*** Begin section ***
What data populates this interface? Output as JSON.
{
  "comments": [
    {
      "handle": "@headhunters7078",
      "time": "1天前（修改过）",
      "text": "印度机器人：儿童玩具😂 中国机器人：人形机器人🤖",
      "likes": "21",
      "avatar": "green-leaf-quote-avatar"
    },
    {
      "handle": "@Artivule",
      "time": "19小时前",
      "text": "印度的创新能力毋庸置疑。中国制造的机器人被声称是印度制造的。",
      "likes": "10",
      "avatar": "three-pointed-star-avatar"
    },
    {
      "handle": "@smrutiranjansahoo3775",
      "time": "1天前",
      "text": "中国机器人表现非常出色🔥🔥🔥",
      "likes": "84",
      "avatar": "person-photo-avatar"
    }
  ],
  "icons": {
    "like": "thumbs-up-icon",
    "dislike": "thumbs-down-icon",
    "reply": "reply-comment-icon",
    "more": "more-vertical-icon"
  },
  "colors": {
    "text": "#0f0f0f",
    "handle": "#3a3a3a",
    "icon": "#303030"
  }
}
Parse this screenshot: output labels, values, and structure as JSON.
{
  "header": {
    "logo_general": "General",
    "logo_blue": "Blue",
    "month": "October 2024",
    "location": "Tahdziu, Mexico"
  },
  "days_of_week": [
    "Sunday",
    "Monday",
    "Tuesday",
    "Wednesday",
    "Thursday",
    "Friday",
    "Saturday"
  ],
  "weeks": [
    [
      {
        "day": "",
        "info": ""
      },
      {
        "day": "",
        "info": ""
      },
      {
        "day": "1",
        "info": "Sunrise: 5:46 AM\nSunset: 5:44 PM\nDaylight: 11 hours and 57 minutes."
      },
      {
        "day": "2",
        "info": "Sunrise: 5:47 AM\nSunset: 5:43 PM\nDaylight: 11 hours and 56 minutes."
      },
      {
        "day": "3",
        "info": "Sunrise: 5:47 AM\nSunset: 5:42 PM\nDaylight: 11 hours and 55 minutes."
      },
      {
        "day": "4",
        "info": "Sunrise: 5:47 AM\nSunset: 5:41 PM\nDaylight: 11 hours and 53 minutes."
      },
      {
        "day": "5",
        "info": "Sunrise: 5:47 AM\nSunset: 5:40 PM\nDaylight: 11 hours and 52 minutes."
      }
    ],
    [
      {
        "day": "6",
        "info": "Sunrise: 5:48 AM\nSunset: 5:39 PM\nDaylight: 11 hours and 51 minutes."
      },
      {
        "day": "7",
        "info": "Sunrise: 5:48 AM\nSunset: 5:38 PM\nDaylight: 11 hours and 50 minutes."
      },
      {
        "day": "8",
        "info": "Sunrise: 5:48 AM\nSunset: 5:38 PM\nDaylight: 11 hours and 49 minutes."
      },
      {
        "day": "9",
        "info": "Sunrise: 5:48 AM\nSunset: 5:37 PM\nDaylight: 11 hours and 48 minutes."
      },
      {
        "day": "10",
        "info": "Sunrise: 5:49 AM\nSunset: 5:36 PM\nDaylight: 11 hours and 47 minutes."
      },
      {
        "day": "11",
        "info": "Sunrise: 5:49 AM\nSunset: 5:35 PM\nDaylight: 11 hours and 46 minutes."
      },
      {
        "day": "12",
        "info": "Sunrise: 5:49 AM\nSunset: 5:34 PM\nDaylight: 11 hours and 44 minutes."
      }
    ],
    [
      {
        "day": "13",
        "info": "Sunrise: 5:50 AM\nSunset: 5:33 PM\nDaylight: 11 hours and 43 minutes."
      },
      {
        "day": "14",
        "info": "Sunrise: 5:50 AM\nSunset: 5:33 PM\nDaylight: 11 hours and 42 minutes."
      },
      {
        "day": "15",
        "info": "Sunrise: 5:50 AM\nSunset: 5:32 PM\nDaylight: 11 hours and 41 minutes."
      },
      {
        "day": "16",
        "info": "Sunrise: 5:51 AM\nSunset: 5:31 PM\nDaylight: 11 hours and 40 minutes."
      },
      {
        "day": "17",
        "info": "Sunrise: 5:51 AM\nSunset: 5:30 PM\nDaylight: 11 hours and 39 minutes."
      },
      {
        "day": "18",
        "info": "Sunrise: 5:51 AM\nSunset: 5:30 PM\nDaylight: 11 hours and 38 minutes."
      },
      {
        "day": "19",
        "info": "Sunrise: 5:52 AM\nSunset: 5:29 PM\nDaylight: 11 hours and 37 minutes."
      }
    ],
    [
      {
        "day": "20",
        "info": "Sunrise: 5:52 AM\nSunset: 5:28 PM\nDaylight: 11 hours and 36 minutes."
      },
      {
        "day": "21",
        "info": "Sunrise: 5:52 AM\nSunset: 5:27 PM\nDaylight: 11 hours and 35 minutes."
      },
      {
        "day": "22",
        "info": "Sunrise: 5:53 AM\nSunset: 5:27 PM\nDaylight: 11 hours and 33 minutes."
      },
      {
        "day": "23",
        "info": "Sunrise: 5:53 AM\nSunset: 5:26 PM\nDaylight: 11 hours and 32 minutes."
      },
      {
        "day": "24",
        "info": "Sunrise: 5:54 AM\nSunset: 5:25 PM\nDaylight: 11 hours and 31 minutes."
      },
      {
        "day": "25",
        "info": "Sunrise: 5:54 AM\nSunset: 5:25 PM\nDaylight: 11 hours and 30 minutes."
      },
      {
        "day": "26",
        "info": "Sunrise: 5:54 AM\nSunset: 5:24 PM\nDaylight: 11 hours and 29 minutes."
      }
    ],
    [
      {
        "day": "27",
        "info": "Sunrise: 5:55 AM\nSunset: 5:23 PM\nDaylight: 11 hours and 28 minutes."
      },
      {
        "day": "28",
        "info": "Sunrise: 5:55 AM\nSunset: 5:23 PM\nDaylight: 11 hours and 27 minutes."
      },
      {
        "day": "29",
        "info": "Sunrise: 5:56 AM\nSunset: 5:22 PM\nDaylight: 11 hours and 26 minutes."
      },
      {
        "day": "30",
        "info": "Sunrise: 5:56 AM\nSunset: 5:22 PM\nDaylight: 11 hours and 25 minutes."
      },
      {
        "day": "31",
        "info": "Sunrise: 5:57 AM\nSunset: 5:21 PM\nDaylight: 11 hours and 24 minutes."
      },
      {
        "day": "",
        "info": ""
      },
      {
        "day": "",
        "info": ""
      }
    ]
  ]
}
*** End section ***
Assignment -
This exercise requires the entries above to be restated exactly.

Worked solution -
What data populates this interface? Output as JSON.
{
  "comments": [
    {
      "handle": "@headhunters7078",
      "time": "1天前（修改过）",
      "text": "印度机器人：儿童玩具😂 中国机器人：人形机器人🤖",
      "likes": "21",
      "avatar": "green-leaf-quote-avatar"
    },
    {
      "handle": "@Artivule",
      "time": "19小时前",
      "text": "印度的创新能力毋庸置疑。中国制造的机器人被声称是印度制造的。",
      "likes": "10",
      "avatar": "three-pointed-star-avatar"
    },
    {
      "handle": "@smrutiranjansahoo3775",
      "time": "1天前",
      "text": "中国机器人表现非常出色🔥🔥🔥",
      "likes": "84",
      "avatar": "person-photo-avatar"
    }
  ],
  "icons": {
    "like": "thumbs-up-icon",
    "dislike": "thumbs-down-icon",
    "reply": "reply-comment-icon",
    "more": "more-vertical-icon"
  },
  "colors": {
    "text": "#0f0f0f",
    "handle": "#3a3a3a",
    "icon": "#303030"
  }
}
Parse this screenshot: output labels, values, and structure as JSON.
{
  "header": {
    "logo_general": "General",
    "logo_blue": "Blue",
    "month": "October 2024",
    "location": "Tahdziu, Mexico"
  },
  "days_of_week": [
    "Sunday",
    "Monday",
    "Tuesday",
    "Wednesday",
    "Thursday",
    "Friday",
    "Saturday"
  ],
  "weeks": [
    [
      {
        "day": "",
        "info": ""
      },
      {
        "day": "",
        "info": ""
      },
      {
        "day": "1",
        "info": "Sunrise: 5:46 AM\nSunset: 5:44 PM\nDaylight: 11 hours and 57 minutes."
      },
      {
        "day": "2",
        "info": "Sunrise: 5:47 AM\nSunset: 5:43 PM\nDaylight: 11 hours and 56 minutes."
      },
      {
        "day": "3",
        "info": "Sunrise: 5:47 AM\nSunset: 5:42 PM\nDaylight: 11 hours and 55 minutes."
      },
      {
        "day": "4",
        "info": "Sunrise: 5:47 AM\nSunset: 5:41 PM\nDaylight: 11 hours and 53 minutes."
      },
      {
        "day": "5",
        "info": "Sunrise: 5:47 AM\nSunset: 5:40 PM\nDaylight: 11 hours and 52 minutes."
      }
    ],
    [
      {
        "day": "6",
        "info": "Sunrise: 5:48 AM\nSunset: 5:39 PM\nDaylight: 11 hours and 51 minutes."
      },
      {
        "day": "7",
        "info": "Sunrise: 5:48 AM\nSunset: 5:38 PM\nDaylight: 11 hours and 50 minutes."
      },
      {
        "day": "8",
        "info": "Sunrise: 5:48 AM\nSunset: 5:38 PM\nDaylight: 11 hours and 49 minutes."
      },
      {
        "day": "9",
        "info": "Sunrise: 5:48 AM\nSunset: 5:37 PM\nDaylight: 11 hours and 48 minutes."
      },
      {
        "day": "10",
        "info": "Sunrise: 5:49 AM\nSunset: 5:36 PM\nDaylight: 11 hours and 47 minutes."
      },
      {
        "day": "11",
        "info": "Sunrise: 5:49 AM\nSunset: 5:35 PM\nDaylight: 11 hours and 46 minutes."
      },
      {
        "day": "12",
        "info": "Sunrise: 5:49 AM\nSunset: 5:34 PM\nDaylight: 11 hours and 44 minutes."
      }
    ],
    [
      {
        "day": "13",
        "info": "Sunrise: 5:50 AM\nSunset: 5:33 PM\nDaylight: 11 hours and 43 minutes."
      },
      {
        "day": "14",
        "info": "Sunrise: 5:50 AM\nSunset: 5:33 PM\nDaylight: 11 hours and 42 minutes."
      },
      {
        "day": "15",
        "info": "Sunrise: 5:50 AM\nSunset: 5:32 PM\nDaylight: 11 hours and 41 minutes."
      },
      {
        "day": "16",
        "info": "Sunrise: 5:51 AM\nSunset: 5:31 PM\nDaylight: 11 hours and 40 minutes."
      },
      {
        "day": "17",
        "info": "Sunrise: 5:51 AM\nSunset: 5:30 PM\nDaylight: 11 hours and 39 minutes."
      },
      {
        "day": "18",
        "info": "Sunrise: 5:51 AM\nSunset: 5:30 PM\nDaylight: 11 hours and 38 minutes."
      },
      {
        "day": "19",
        "info": "Sunrise: 5:52 AM\nSunset: 5:29 PM\nDaylight: 11 hours and 37 minutes."
      }
    ],
    [
      {
        "day": "20",
        "info": "Sunrise: 5:52 AM\nSunset: 5:28 PM\nDaylight: 11 hours and 36 minutes."
      },
      {
        "day": "21",
        "info": "Sunrise: 5:52 AM\nSunset: 5:27 PM\nDaylight: 11 hours and 35 minutes."
      },
      {
        "day": "22",
        "info": "Sunrise: 5:53 AM\nSunset: 5:27 PM\nDaylight: 11 hours and 33 minutes."
      },
      {
        "day": "23",
        "info": "Sunrise: 5:53 AM\nSunset: 5:26 PM\nDaylight: 11 hours and 32 minutes."
      },
      {
        "day": "24",
        "info": "Sunrise: 5:54 AM\nSunset: 5:25 PM\nDaylight: 11 hours and 31 minutes."
      },
      {
        "day": "25",
        "info": "Sunrise: 5:54 AM\nSunset: 5:25 PM\nDaylight: 11 hours and 30 minutes."
      },
      {
        "day": "26",
        "info": "Sunrise: 5:54 AM\nSunset: 5:24 PM\nDaylight: 11 hours and 29 minutes."
      }
    ],
    [
      {
        "day": "27",
        "info": "Sunrise: 5:55 AM\nSunset: 5:23 PM\nDaylight: 11 hours and 28 minutes."
      },
      {
        "day": "28",
        "info": "Sunrise: 5:55 AM\nSunset: 5:23 PM\nDaylight: 11 hours and 27 minutes."
      },
      {
        "day": "29",
        "info": "Sunrise: 5:56 AM\nSunset: 5:22 PM\nDaylight: 11 hours and 26 minutes."
      },
      {
        "day": "30",
        "info": "Sunrise: 5:56 AM\nSunset: 5:22 PM\nDaylight: 11 hours and 25 minutes."
      },
      {
        "day": "31",
        "info": "Sunrise: 5:57 AM\nSunset: 5:21 PM\nDaylight: 11 hours and 24 minutes."
      },
      {
        "day": "",
        "info": ""
      },
      {
        "day": "",
        "info": ""
      }
    ]
  ]
}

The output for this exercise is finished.